Days after the Narendra Modi government took over in Delhi, its draft National Education Policy has kicked up a political storm in Tamil Nadu. After strong protests and oppositions from the state, the Ministry of Human Resources Development (MHRD) has released a revised draft. The revision has been made after politicians, academicians and citizens in the state slammed the New Education Policy draft for “imposing” Hindi upon the non-Hindi speaking states.
“The draft has been changed now. But the Centre’s three-language policy continues. The Union government was always for three-language (formula). In Tamil Nadu, we follow the two-language policy. I am afraid if education will be whisked away from the concurrent list and taken into the central list, which is much more dangerous,” says D. Ravikumar, MP from Villupuram Lok Sabha constituency.
The revised draft released by the MHRD says, “In keeping with the principle of flexibility, students who wish to change one or more of the three languages they are studying may do so in Grade 6 or Grade 7, so long as they are able to still demonstrate proficiency in three languages (one language at the literature level) in their modular board examinations sometime during secondary school.”
However, the revised draft doesn’t specifically mention which are the three languages the students must study in middle school. It also makes it clear that the Centre’s three-language policy will continue by stating that “it needs to be implemented in its spirit throughout the country, promoting multilingual communicative abilities for a multilingual country.”
Meanwhile, the DMK and other opposition parties in the state, who have been vociferous against the New Education Policy draft, point out that the draft itself is internally inconsistent, as it doesn’t give a proper explanation on the language formula. According to them, the draft initially talks about learning in mother tongue and then goes on to talk about revised syllabus and then on the language.

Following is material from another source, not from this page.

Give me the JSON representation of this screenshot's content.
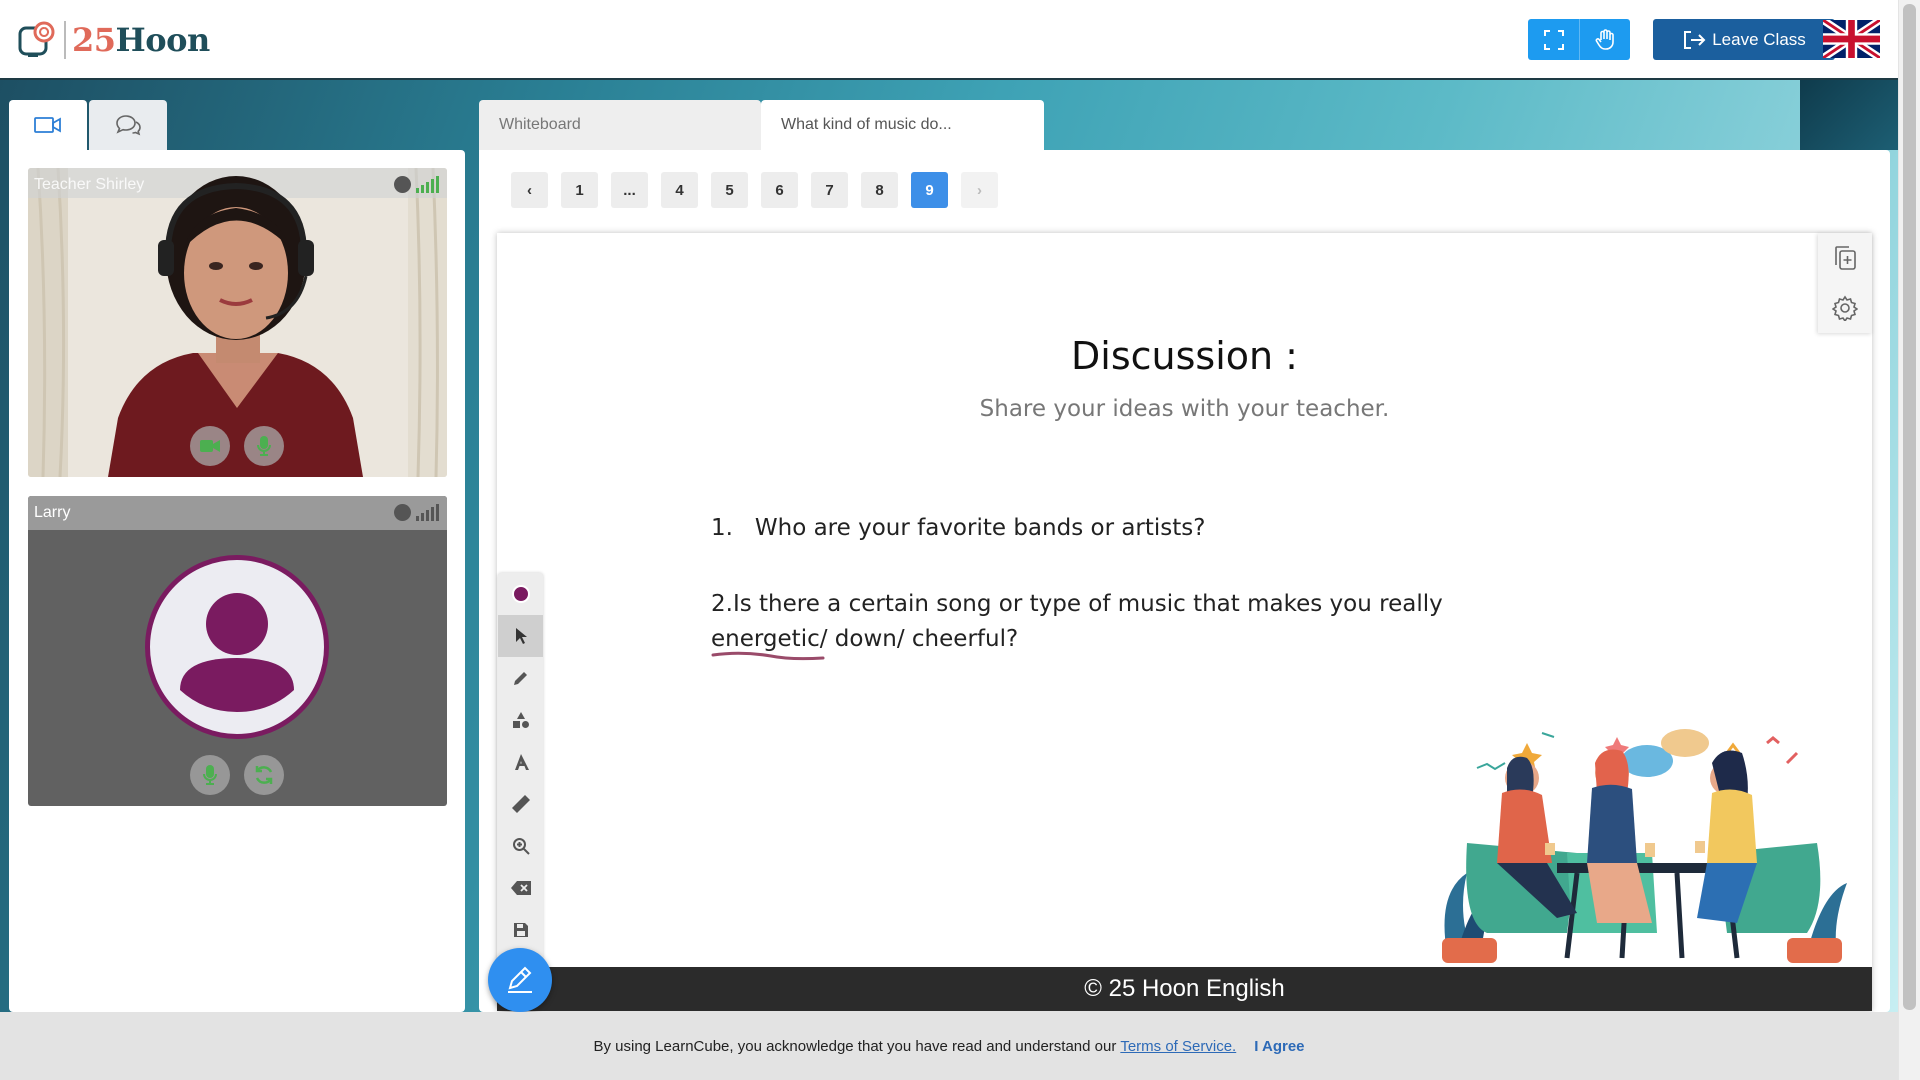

“It is the long-standing policy of the Dravidian movement, and our party, that a three-language formula is antithetical to Tamil Nadu's interests, and contrary to our belief that a two-language formula best serves the Tamil people. The authors of the draft policy must clarify whether they are advocating the three-language formula for general learning benefits or for the sake of national integration. If for learning benefits, this recommendation directly contradicts their earlier recommendation of limiting the curriculum load to reduce stress and improve performance. If for the sake of national integration, then the three-language formula is inherently discriminatory, because it implies that native Hindi speakers will have a one-language formula while non-Hindi speakers must have a three-language formula (with Hindi as a compulsory language) in order to communicate with the one-language Hindi speakers. Otherwise, the comprehensive application of a two-language (Native language + English) formula across all states will guarantee complete communications within India, and the rest of the English-speaking world,” says DMK MLA P.T.R. Thiyagarajan.
While the original draft before revision required students from non-Hindi speaking states to study Hindi and English apart from their own regional language, the revised draft says the third language need not be Hindi but any other regional language.
I don’t believe in this revision. In the New Education Policy, I see the contempt against English. It is anti-intellectualism which is being promoted. English is always a symbol of modernity. But through this the Centre is trying to take back the society to 18th or 17th century. One nation one language is a Hindutva project,” says Ravikumar.
In the meantime, in its meeting of MP, MLAs and district secretaries on Monday, the DMK passed a resolution against imposing Hindi. “Don't play with Tamils in the name of the three-language formula,” the resolution reportedly stated. It also resolved to strongly oppose any threat to the two-language formula in the state.